[What the exercise asks]:
The answer should be each line from the entries below that has the word "icon" in it.

-- Material provided follows --

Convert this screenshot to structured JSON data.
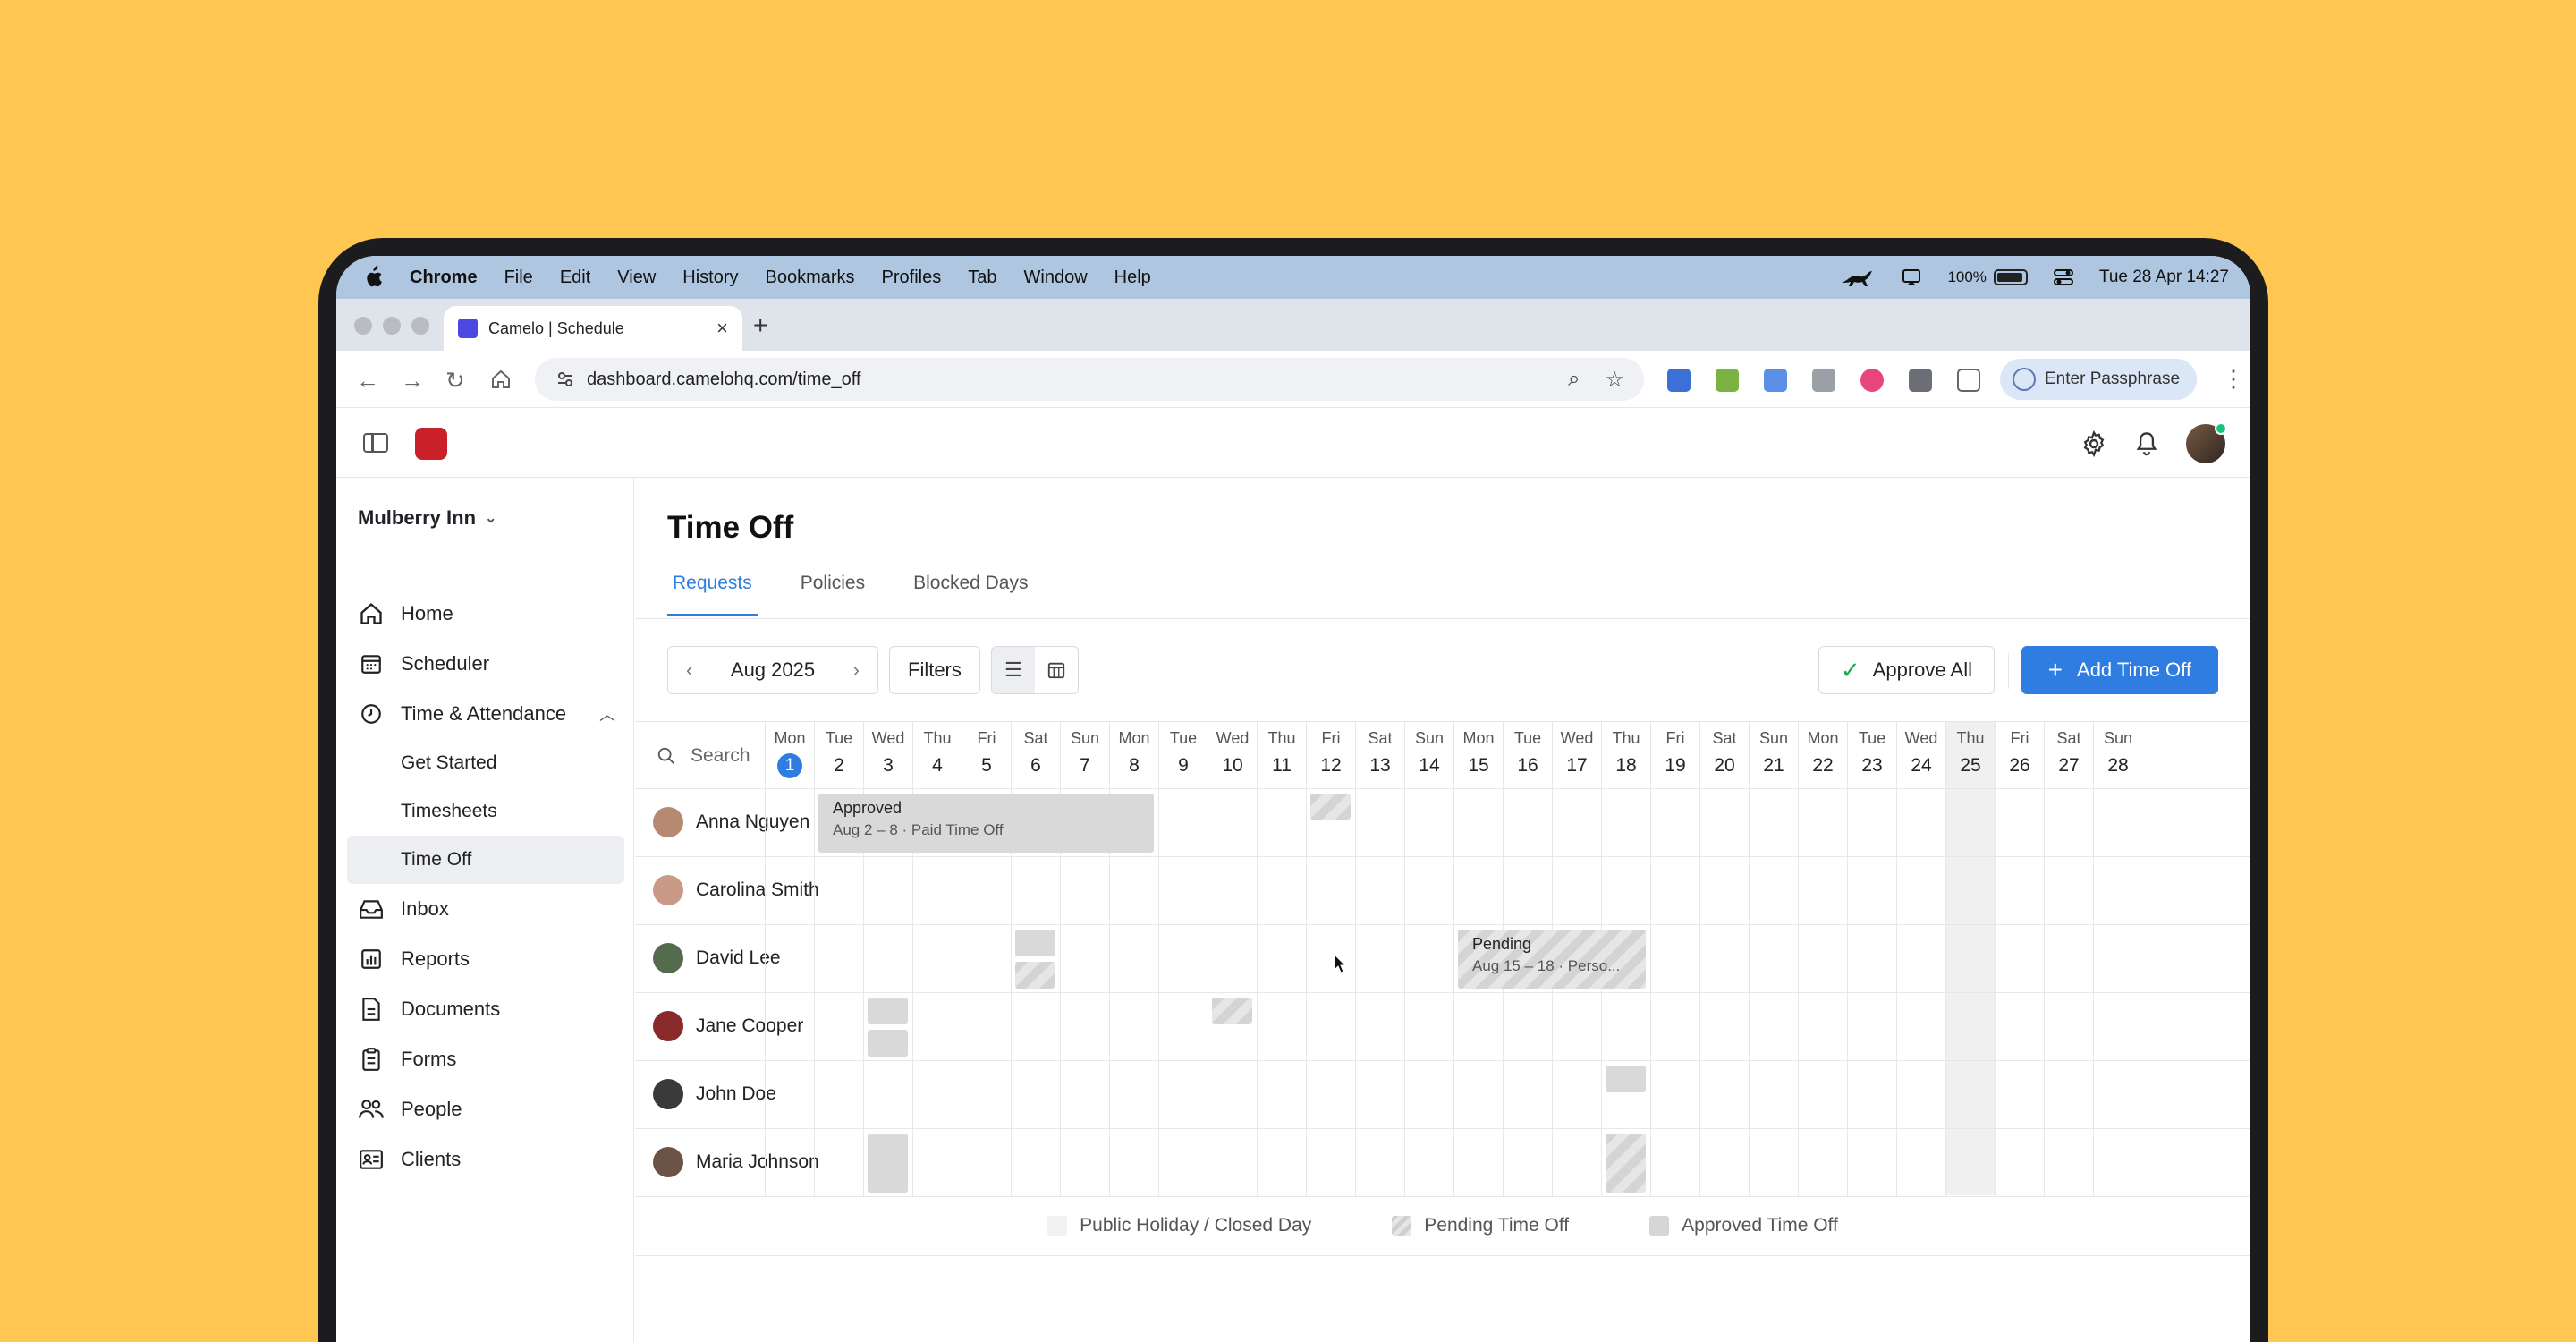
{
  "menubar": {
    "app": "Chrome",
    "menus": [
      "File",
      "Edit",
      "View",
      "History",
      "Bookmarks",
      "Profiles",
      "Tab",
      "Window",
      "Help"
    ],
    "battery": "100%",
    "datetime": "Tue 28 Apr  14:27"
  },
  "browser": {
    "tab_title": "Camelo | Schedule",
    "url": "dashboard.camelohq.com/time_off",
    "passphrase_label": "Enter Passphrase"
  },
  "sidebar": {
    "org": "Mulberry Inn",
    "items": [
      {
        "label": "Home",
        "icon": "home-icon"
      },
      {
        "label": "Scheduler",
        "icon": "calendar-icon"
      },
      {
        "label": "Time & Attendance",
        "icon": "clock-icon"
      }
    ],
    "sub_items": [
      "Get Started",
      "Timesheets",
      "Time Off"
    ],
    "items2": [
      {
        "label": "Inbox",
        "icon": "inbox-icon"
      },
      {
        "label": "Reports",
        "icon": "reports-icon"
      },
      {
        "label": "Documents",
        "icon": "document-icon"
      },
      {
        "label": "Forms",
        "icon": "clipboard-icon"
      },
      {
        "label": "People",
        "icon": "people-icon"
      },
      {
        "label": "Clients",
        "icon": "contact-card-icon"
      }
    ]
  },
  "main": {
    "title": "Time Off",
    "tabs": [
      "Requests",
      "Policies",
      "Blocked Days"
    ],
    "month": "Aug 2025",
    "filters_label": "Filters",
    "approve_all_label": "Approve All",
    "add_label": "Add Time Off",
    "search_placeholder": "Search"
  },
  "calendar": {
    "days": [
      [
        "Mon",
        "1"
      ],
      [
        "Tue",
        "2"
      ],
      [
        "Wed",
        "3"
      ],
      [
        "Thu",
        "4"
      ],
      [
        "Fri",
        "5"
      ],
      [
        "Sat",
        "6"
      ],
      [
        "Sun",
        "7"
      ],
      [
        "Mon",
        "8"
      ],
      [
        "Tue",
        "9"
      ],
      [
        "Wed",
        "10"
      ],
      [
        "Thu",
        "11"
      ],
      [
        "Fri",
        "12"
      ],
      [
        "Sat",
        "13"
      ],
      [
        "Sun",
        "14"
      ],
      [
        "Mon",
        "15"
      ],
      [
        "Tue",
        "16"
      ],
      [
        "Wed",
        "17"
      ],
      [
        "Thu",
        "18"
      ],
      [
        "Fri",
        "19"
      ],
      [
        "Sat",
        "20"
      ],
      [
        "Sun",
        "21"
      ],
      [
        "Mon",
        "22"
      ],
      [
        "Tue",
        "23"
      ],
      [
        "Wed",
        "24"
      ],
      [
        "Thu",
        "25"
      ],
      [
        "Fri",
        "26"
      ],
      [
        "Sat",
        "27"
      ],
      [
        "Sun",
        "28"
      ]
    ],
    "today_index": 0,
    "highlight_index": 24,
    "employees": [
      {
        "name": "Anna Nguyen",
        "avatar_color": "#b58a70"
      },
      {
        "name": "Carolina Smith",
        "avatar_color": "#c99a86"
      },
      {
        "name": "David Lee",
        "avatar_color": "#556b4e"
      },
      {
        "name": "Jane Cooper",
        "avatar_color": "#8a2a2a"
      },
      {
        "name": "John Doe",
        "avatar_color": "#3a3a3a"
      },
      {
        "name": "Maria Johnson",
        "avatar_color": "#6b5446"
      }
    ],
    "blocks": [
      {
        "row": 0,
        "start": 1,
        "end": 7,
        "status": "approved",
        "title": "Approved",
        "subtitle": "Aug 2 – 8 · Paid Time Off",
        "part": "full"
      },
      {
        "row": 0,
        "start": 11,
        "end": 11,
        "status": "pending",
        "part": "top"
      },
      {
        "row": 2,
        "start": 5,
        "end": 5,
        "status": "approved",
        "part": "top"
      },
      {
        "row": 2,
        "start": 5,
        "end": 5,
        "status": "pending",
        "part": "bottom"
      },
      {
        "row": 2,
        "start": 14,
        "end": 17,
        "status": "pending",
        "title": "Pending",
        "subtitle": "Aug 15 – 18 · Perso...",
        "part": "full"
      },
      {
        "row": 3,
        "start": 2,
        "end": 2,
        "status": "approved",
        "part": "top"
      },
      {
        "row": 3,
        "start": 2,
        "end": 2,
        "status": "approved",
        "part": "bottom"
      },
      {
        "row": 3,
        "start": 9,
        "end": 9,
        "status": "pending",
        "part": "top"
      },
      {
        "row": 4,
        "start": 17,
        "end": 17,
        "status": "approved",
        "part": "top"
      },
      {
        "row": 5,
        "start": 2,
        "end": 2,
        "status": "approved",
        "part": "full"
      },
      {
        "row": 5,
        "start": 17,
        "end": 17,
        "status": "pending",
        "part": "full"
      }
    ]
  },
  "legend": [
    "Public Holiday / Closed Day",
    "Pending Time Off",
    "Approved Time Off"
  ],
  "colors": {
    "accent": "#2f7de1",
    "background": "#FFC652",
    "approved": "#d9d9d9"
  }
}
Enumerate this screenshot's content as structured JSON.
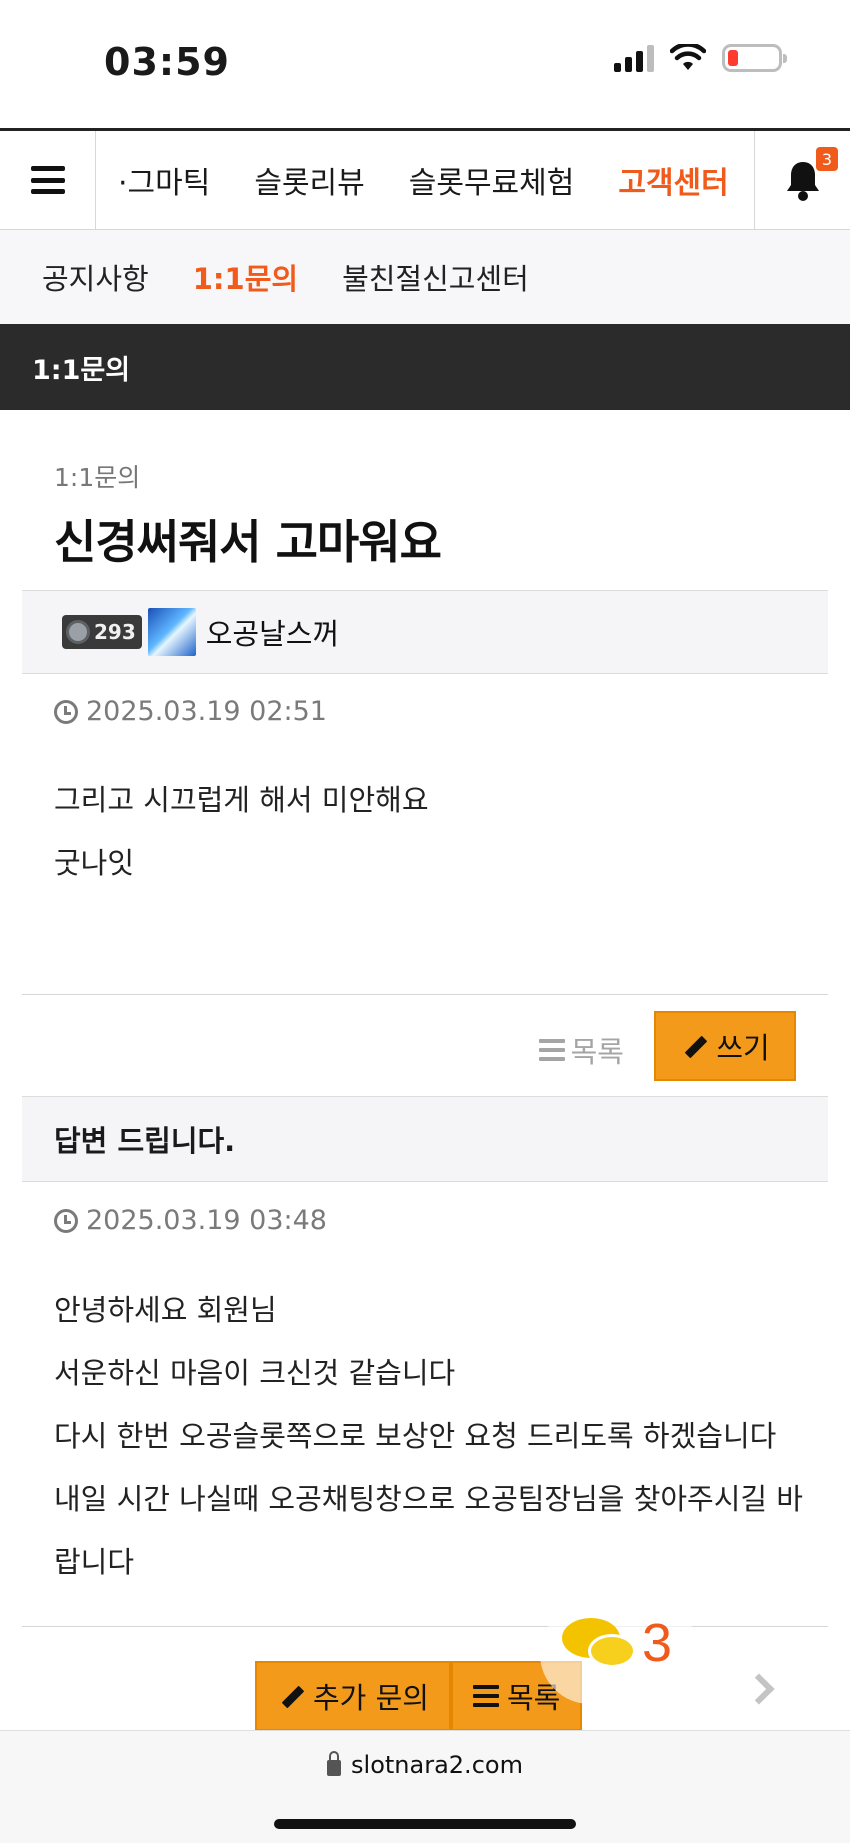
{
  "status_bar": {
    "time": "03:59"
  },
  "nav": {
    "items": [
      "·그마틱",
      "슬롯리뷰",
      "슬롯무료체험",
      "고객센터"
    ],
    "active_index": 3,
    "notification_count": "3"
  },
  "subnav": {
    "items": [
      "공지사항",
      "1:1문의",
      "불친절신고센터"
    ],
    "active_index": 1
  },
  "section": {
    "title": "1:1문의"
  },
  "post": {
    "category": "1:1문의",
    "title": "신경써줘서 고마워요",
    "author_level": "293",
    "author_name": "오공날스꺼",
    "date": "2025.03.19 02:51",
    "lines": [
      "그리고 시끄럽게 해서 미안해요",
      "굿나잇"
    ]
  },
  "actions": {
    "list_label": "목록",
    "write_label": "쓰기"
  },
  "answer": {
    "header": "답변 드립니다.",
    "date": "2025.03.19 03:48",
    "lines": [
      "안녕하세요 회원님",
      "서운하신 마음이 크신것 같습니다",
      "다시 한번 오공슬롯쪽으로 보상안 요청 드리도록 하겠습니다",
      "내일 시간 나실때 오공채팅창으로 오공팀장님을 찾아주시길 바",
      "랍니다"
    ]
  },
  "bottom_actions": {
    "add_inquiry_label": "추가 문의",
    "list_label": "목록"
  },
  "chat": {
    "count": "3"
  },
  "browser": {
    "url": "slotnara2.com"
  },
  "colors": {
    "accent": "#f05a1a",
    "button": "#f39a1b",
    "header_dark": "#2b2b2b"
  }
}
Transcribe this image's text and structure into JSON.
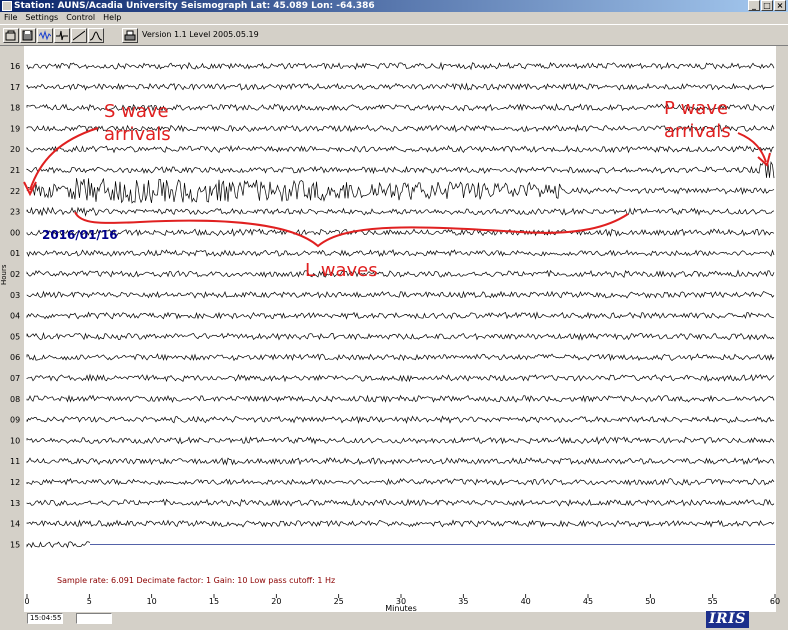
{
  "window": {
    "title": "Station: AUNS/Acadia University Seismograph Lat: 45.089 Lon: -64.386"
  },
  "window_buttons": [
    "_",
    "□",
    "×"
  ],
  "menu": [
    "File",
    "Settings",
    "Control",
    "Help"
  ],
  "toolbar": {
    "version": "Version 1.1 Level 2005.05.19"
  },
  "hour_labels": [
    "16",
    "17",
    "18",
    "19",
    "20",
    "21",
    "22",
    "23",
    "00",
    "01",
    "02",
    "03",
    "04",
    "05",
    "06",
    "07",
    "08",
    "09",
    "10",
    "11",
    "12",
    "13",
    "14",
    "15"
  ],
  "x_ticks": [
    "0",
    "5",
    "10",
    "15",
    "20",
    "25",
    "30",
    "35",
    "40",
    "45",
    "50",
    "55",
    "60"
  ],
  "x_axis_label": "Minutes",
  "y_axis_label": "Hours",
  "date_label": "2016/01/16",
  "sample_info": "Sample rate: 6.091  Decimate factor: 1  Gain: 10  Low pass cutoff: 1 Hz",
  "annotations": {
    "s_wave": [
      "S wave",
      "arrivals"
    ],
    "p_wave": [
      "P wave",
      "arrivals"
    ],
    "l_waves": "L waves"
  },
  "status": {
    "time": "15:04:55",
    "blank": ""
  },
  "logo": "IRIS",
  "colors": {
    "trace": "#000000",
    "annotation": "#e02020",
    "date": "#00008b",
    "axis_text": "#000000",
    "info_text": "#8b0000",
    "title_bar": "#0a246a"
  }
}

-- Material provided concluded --

[Response]:
        "icon": "home-icon"
        "icon": "calendar-icon"
        "icon": "clock-icon"
        "icon": "inbox-icon"
        "icon": "reports-icon"
        "icon": "document-icon"
        "icon": "clipboard-icon"
        "icon": "people-icon"
        "icon": "contact-card-icon"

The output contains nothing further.